If Donald Trump’s election as president was an earthquake that leveled progressive expectations, then his transition has slammed into the political landscape with equal force. Trump is staffing his administration with far-right billionaires, conspiracy theorist generals, and extremeideologues, while upsetting relations with important powers like the United Kingdom, India, and China.
It’s created a sense of doom. The unthinkable seems almost close at hand: mass deportations, privatizing Medicare, forcing Muslim Americans to register with the government, overturning basic civil and reproductive rights, assaults on public education and unions, even privatizing Native American lands for oil exploration.
But this obsessing blinds us to real political openings on the left—particularly ones that would not have been available had Hillary Clinton been elected.

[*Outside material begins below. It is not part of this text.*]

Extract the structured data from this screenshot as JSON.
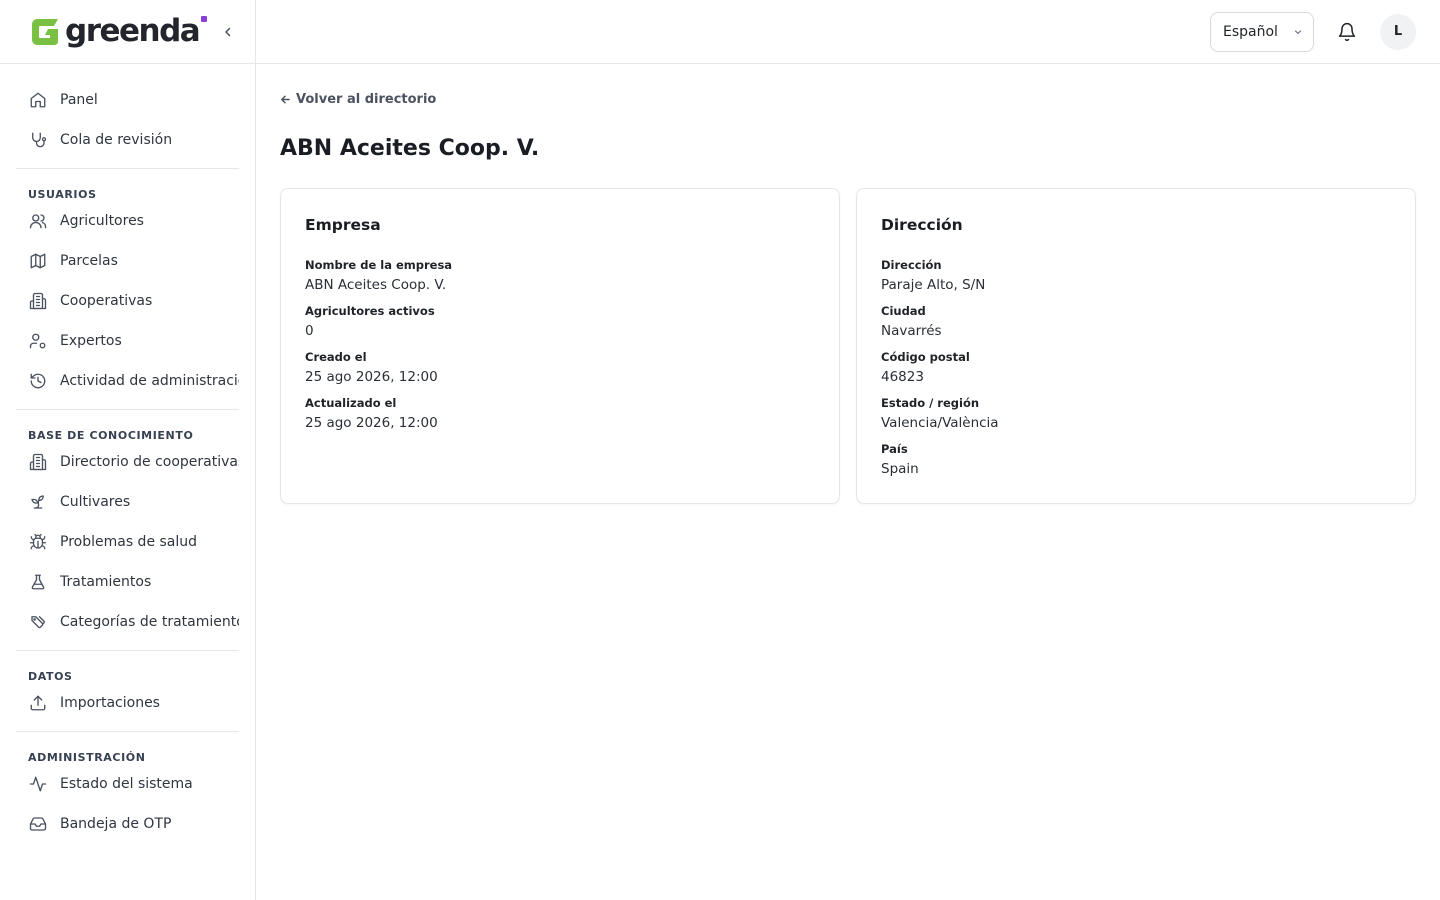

In fact, there are those who see the weakening of the neoliberalism of the Democratic Party and believe the left stands a historic chance at making new gains.
But to win broad support for their agenda, progressives will need to go beyond purely logical appeals and make a Trump-like appeal to emotions.
Leo Panitch is distinguished research professor at York University in Toronto and co-author of The Making of Global Capitalism: The Political Economy of American Empire. He says one positive outcome of Hillary Clinton’s defeat is that it’s “the nail in the coffin of the Third Way,” referring to the idea, championed by Bill Clinton, that establishment left parties like the Democrats could blaze a path between capitalism and socialism. Panitch explains that Democrats supported trade deals that freed capital to maximize profits around the world while claiming they could reconcile this with their “historical commitments to social welfare and protecting the Western working class from the worst effects of capitalism.”